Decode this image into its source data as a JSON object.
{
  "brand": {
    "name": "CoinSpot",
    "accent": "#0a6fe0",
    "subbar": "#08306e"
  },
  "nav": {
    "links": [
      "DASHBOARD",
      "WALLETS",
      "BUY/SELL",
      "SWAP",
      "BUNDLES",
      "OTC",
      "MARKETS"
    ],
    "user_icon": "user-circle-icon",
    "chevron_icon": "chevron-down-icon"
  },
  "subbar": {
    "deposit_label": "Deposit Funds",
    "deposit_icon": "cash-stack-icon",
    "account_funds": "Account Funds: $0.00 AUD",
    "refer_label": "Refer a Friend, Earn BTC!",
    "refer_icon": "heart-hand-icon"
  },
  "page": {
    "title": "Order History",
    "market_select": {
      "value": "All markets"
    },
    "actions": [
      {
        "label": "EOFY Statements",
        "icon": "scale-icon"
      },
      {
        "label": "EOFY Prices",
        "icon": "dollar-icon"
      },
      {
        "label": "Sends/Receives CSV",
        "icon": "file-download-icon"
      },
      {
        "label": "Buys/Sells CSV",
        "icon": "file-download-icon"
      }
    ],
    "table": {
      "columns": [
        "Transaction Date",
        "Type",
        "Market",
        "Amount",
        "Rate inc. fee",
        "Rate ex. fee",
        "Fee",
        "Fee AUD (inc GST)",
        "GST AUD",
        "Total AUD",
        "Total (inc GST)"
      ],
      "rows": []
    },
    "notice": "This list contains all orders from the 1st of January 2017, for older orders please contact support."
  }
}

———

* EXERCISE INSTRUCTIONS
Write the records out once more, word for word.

* SOLUTION TO THIS PROBLEM
Decode this image into its source data as a JSON object.
{
  "brand": {
    "name": "CoinSpot",
    "accent": "#0a6fe0",
    "subbar": "#08306e"
  },
  "nav": {
    "links": [
      "DASHBOARD",
      "WALLETS",
      "BUY/SELL",
      "SWAP",
      "BUNDLES",
      "OTC",
      "MARKETS"
    ],
    "user_icon": "user-circle-icon",
    "chevron_icon": "chevron-down-icon"
  },
  "subbar": {
    "deposit_label": "Deposit Funds",
    "deposit_icon": "cash-stack-icon",
    "account_funds": "Account Funds: $0.00 AUD",
    "refer_label": "Refer a Friend, Earn BTC!",
    "refer_icon": "heart-hand-icon"
  },
  "page": {
    "title": "Order History",
    "market_select": {
      "value": "All markets"
    },
    "actions": [
      {
        "label": "EOFY Statements",
        "icon": "scale-icon"
      },
      {
        "label": "EOFY Prices",
        "icon": "dollar-icon"
      },
      {
        "label": "Sends/Receives CSV",
        "icon": "file-download-icon"
      },
      {
        "label": "Buys/Sells CSV",
        "icon": "file-download-icon"
      }
    ],
    "table": {
      "columns": [
        "Transaction Date",
        "Type",
        "Market",
        "Amount",
        "Rate inc. fee",
        "Rate ex. fee",
        "Fee",
        "Fee AUD (inc GST)",
        "GST AUD",
        "Total AUD",
        "Total (inc GST)"
      ],
      "rows": []
    },
    "notice": "This list contains all orders from the 1st of January 2017, for older orders please contact support."
  }
}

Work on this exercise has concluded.